|GRAHAM ROBIN D - UNIV. OF ADELAIDE
Submitted to: International Food Policy Research Institute
Publication Type: Review Article
Publication Acceptance Date: 11/3/1994
Publication Date: N/A
Interpretive Summary: Not required.
Technical Abstract: The world's population is approaching 5.4 billion people and, at current population growth rates (1.7% or 92 million per year), will double by the year 2050. Providing adequate sustenance to this growing population will require that food production be more than doubled by the middle of the next century. Failure to meet this goal will likely mean widespread famine, civil unrest, political instability, and immense suffering for large numbers of people. Just providing enough food to meet caloric (energy) needs will not be enough. Billions of malnourished people would still endure, especially in many developing nations, unless we develop sustainable ways of producing foods that meet minimum daily nutritional requirements. Even now, "hidden hunger" (micronutrient malnutrition including Fe, I, and vitamin A) afflicts over 2 billion people worldwide. If we are to reduce this level of malnutrition while meeting the needs of a growing population, we must find ways of linking agricultural production systems to the nutritional quality of food crops. The genetics and molecular biology of plant nutrition can play an important role in developing long-term, sustainable solutions to malnutrition through plant breeding and/or genetic engineering. Generally, micronutrient quality of food crops has been ignored by both the agricultural and human nutrition communities. However, political support for linking agricultural systems to nutritional quality of food crops is growing because it is rapidly becoming a major consumer issue.
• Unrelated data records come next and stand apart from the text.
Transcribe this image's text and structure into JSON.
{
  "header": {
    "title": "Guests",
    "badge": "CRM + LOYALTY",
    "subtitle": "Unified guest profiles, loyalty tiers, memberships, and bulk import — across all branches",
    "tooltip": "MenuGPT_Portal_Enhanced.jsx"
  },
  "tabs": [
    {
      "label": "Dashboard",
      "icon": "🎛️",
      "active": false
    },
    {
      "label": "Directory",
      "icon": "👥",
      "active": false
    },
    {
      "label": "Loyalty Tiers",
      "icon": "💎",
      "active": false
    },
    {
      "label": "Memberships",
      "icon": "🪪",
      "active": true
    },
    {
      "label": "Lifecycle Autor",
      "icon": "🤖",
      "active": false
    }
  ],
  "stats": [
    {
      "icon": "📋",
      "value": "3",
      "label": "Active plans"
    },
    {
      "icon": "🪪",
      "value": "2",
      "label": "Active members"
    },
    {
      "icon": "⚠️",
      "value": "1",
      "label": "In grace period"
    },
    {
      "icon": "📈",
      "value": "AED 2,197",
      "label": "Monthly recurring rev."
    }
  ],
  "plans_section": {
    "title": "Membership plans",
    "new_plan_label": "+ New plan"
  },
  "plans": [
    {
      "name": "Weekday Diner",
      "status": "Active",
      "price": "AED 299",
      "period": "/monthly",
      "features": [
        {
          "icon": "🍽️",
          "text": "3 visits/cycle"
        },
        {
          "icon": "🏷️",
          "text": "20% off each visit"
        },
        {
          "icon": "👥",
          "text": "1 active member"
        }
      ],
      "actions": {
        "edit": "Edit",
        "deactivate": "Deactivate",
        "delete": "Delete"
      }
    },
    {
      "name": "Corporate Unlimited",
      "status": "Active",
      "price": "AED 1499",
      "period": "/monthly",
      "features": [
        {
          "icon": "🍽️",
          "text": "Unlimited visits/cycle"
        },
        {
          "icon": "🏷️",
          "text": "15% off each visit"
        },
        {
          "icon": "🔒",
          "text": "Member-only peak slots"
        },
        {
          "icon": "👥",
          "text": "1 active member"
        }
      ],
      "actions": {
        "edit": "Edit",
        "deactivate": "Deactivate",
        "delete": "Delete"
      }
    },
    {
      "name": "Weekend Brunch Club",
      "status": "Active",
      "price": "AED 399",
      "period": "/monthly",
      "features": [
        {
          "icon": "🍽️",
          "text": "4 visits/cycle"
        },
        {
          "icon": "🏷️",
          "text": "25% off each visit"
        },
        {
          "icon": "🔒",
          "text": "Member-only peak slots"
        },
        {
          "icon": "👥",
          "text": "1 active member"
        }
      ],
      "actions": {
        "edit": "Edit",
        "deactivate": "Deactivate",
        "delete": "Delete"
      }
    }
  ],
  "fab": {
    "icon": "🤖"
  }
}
Plant scientists should seize the opportunity to help provide sustainable solutions to "hidden hunger" in the world.